Monica, 66, who first met Colin, 68, after answering an advert in the Chester Chronicle ‘s ‘Find a Friend’ page, said they were sad to stop trading but were looking forward to relaxing.
“We’ve had some great times over the years and have some fond memories of the camaraderie among all the workers,” she said.
“There’s always been such a family feel on site and we’ve always been very much hands on in our approach to work.
“Every bottle we sold had some love in it,” she said.
“We had hoped to sell the business on but the economic climate is shaky at the moment and we have not had any potential buyers coming forward as yet.
“We also thought my son Michael might take over the family business but he has forged a career in satellite technology working in Asia, so we will leave in March with lots of very happy memories, not only of all the traders we have met along the way but most of all, the staff who have toiled in rain or shine to pick the fruit in order for them to sell on to our valued and loyal customers.”
The couple plan to stay living on the farm in Blackcurrant Cottage, and focus more on their love of folk music during their retirement.
“If we were in normal everyday jobs we’d have retired at 60 but the business we’re in is different,” added Monica.
“The demand is still there definitely, and we have loyal customers but it comes to a point where if there is no next generation, we have to draw a line.
“We’ve come to the end, we want to relax. It’s been hard and we’ve had to be very dedicated.
“Right now, I am spending my days labelling juice while Colin goes out delivering.

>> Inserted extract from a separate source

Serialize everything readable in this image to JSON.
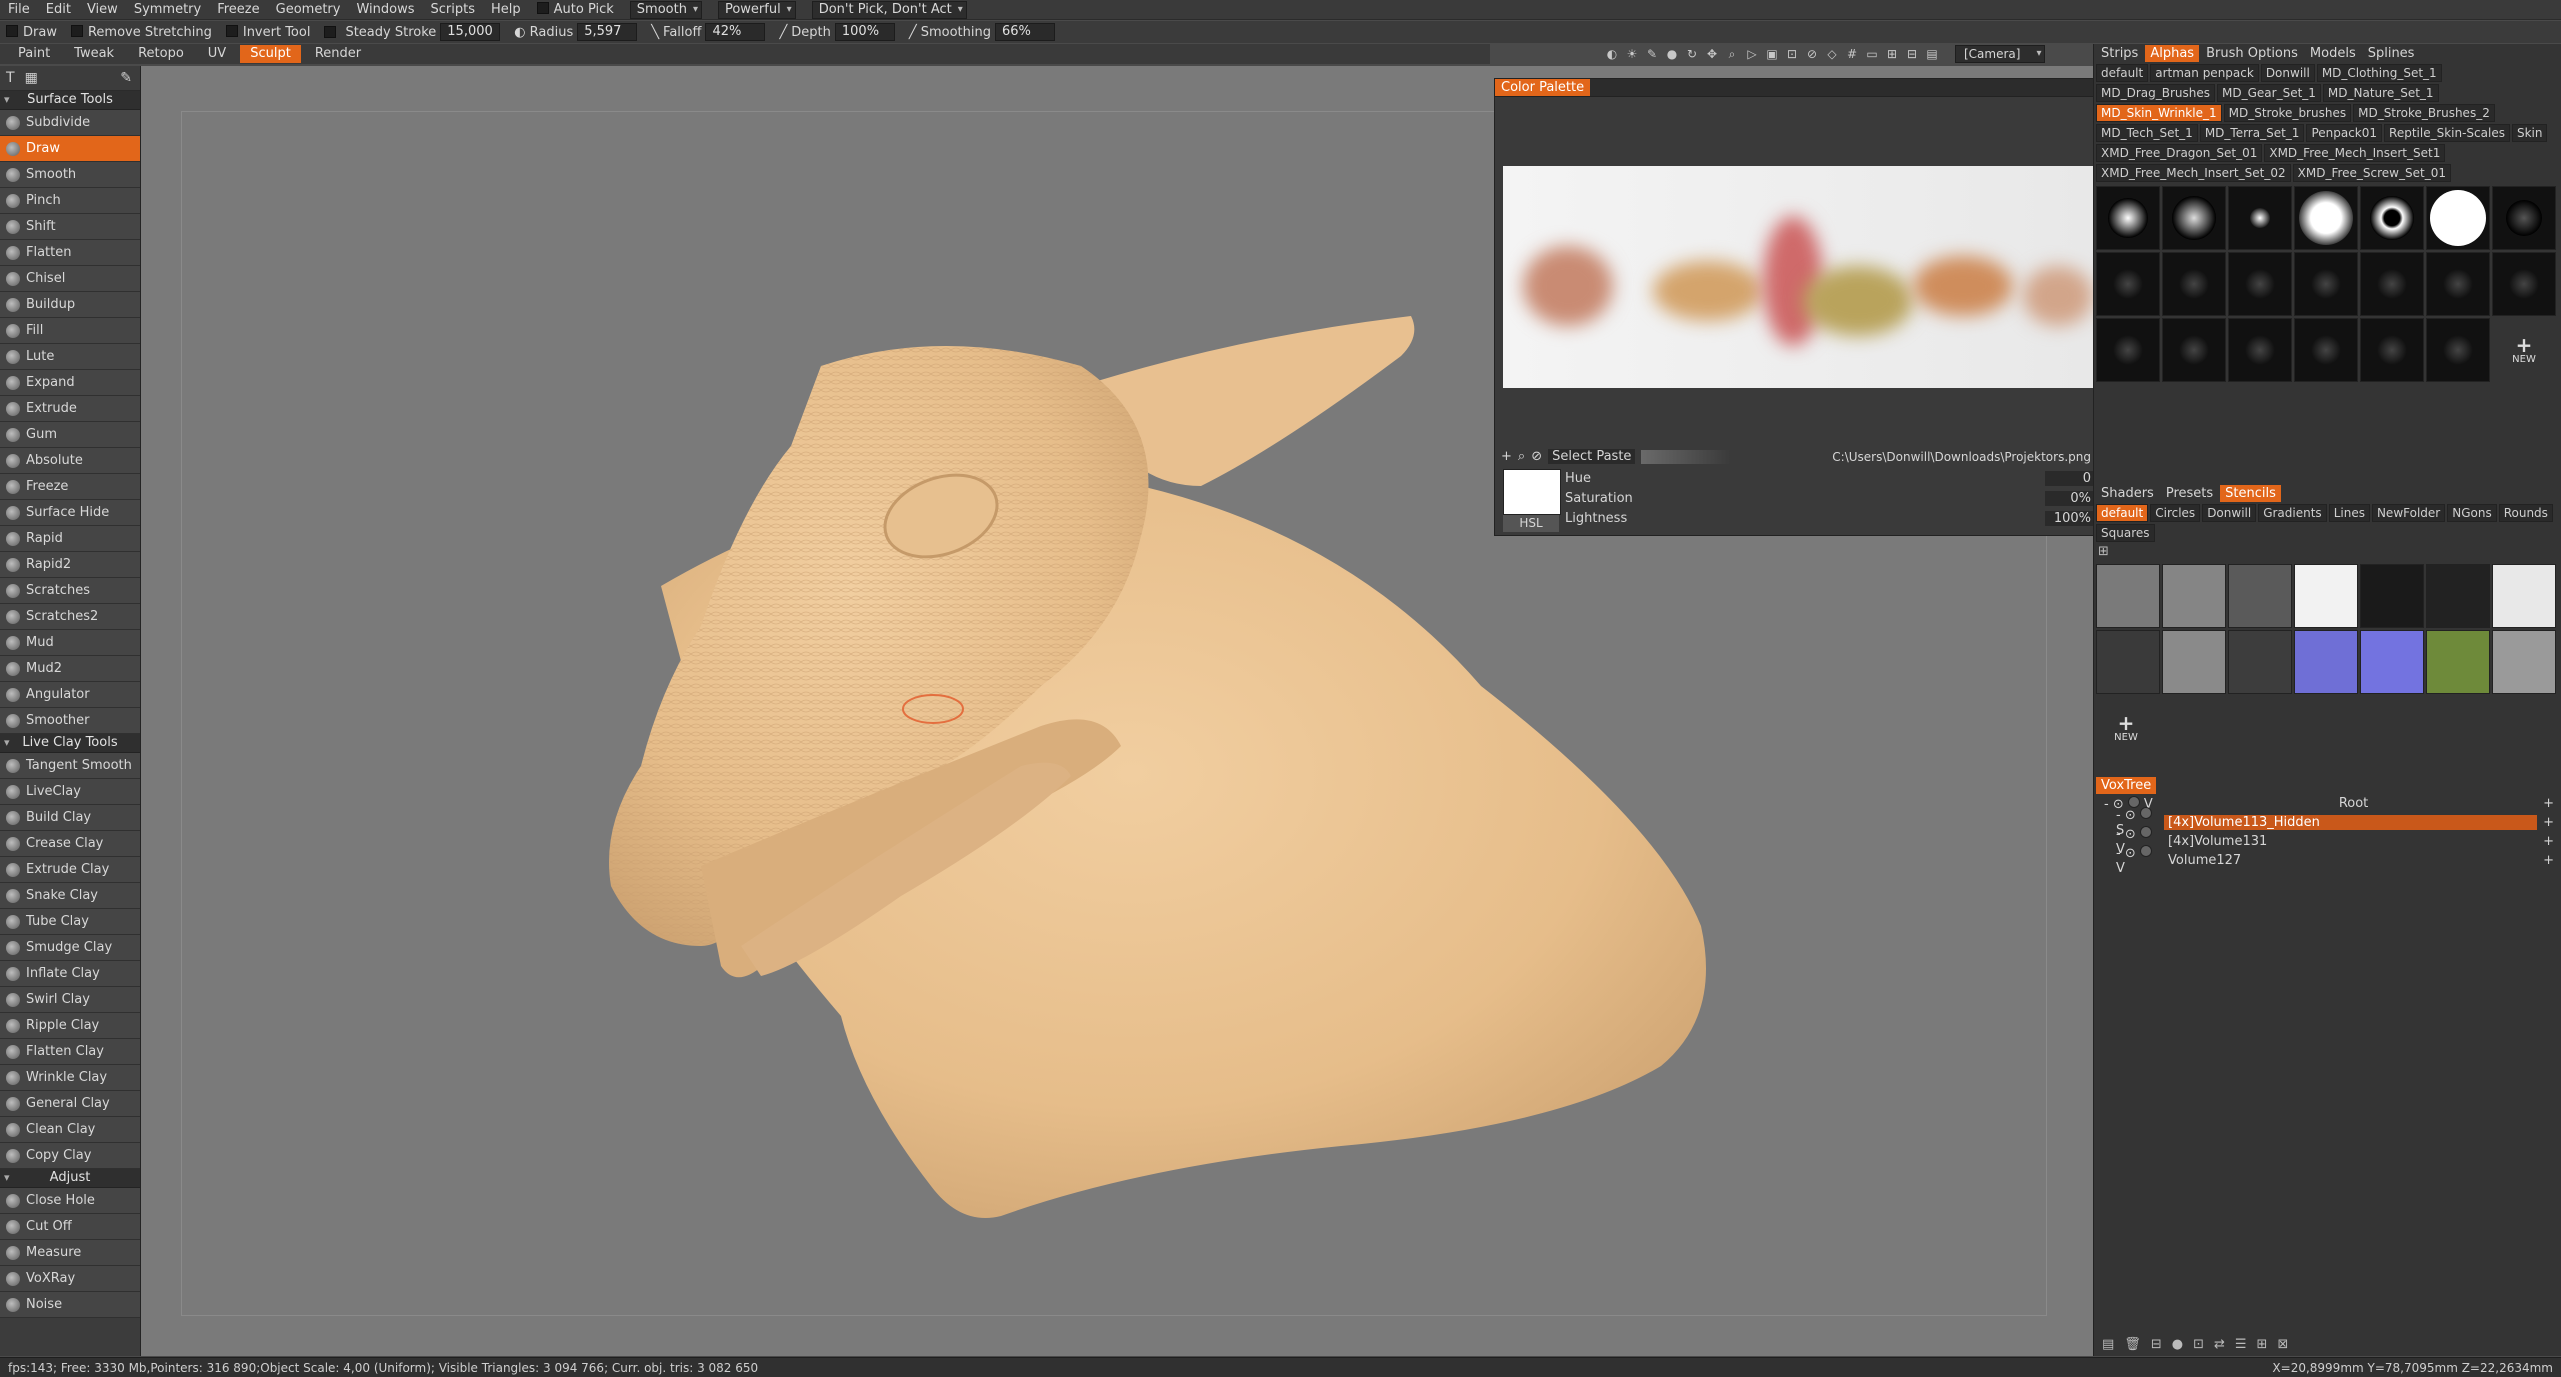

Some businesses have been so devastated that we’re closing that they’ve ordered huge cases of juice – one wants 84 cases!”